◆ WORK ORDER
Every line with the string "Корзина" in it belongs in your answer, so copy them all from the data.

== GIVEN ENTRIES

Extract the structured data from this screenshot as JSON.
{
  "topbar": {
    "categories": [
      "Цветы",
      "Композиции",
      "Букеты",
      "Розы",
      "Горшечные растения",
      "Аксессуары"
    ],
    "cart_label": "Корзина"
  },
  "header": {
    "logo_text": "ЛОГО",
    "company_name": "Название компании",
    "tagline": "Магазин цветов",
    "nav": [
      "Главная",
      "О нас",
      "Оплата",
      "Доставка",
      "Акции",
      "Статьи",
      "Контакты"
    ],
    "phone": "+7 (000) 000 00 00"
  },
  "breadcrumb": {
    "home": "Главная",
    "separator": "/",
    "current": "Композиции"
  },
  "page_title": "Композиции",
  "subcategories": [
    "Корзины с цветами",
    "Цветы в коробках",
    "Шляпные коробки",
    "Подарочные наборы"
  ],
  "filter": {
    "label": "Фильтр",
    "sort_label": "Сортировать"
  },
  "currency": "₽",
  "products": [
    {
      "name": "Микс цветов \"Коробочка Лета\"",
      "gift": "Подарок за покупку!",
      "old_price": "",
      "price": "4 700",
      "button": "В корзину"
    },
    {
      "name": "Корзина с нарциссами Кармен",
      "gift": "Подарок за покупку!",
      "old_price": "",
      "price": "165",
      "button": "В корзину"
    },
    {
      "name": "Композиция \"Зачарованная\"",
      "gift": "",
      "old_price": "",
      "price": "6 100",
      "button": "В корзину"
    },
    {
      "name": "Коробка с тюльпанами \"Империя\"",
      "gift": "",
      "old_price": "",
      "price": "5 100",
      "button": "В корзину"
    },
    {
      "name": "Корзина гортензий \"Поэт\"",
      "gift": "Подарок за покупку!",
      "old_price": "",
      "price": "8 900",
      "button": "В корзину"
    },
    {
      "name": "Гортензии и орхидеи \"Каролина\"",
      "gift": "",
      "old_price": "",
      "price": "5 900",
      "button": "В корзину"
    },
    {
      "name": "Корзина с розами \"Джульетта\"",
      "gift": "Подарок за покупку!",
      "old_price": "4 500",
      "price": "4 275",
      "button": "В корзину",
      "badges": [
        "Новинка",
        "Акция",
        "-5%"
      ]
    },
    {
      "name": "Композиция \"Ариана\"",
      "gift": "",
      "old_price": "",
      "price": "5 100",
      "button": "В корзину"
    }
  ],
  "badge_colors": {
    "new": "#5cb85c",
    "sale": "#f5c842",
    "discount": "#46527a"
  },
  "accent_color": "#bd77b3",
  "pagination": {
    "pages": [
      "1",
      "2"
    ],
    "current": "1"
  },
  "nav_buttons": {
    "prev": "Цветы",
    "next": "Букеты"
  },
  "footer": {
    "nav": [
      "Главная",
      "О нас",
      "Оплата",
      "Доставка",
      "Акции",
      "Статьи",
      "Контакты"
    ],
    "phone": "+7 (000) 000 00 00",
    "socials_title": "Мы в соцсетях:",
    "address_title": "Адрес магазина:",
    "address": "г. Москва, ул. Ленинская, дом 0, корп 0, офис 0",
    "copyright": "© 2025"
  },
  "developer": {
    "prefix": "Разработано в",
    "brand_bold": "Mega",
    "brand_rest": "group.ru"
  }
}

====

◆ REPLY TO THE EXERCISE
    "cart_label": "Корзина"
      "name": "Корзина с нарциссами Кармен",
      "name": "Корзина гортензий \"Поэт\"",
      "name": "Корзина с розами \"Джульетта\"",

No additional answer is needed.